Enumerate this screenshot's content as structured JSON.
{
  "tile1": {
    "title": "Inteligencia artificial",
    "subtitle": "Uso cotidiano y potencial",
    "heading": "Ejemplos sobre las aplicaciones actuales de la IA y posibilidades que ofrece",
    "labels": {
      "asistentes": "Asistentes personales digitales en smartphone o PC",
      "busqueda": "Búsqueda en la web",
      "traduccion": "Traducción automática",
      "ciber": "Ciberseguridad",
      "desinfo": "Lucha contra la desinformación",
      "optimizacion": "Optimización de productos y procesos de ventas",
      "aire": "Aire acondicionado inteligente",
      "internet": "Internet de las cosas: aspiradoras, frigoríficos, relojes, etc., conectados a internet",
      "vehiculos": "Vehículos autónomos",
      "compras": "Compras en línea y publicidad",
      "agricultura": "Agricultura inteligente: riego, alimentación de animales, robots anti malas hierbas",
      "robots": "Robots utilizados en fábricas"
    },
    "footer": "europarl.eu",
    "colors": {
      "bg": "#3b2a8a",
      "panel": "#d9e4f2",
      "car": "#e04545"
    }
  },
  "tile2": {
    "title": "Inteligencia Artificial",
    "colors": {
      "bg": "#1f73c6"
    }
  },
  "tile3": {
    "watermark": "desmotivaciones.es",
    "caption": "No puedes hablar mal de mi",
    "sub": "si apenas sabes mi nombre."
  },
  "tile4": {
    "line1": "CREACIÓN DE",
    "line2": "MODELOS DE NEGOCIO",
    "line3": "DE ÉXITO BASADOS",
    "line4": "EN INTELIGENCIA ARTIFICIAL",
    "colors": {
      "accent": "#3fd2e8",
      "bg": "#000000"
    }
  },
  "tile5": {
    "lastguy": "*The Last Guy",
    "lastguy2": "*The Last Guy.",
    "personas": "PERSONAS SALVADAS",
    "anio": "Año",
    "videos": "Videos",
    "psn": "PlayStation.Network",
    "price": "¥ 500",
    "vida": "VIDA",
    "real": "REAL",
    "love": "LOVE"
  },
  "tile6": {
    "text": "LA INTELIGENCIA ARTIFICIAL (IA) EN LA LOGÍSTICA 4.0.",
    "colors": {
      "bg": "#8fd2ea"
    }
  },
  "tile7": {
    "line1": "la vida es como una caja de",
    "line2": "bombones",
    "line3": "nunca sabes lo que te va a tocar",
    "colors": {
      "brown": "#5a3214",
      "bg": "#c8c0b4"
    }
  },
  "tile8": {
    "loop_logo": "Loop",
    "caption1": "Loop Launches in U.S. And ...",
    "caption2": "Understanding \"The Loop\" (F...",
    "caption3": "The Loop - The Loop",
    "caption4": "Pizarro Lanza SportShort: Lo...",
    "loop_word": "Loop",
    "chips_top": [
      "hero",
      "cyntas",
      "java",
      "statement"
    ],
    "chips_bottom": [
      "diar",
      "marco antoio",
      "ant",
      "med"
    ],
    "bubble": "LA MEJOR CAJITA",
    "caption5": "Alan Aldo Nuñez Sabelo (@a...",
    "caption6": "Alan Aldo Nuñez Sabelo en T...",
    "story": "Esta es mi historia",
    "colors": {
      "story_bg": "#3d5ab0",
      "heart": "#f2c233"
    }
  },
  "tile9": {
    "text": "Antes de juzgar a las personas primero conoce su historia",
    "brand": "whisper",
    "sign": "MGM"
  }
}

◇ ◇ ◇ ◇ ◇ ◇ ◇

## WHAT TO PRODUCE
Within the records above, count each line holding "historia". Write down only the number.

## TASK OUTPUT
2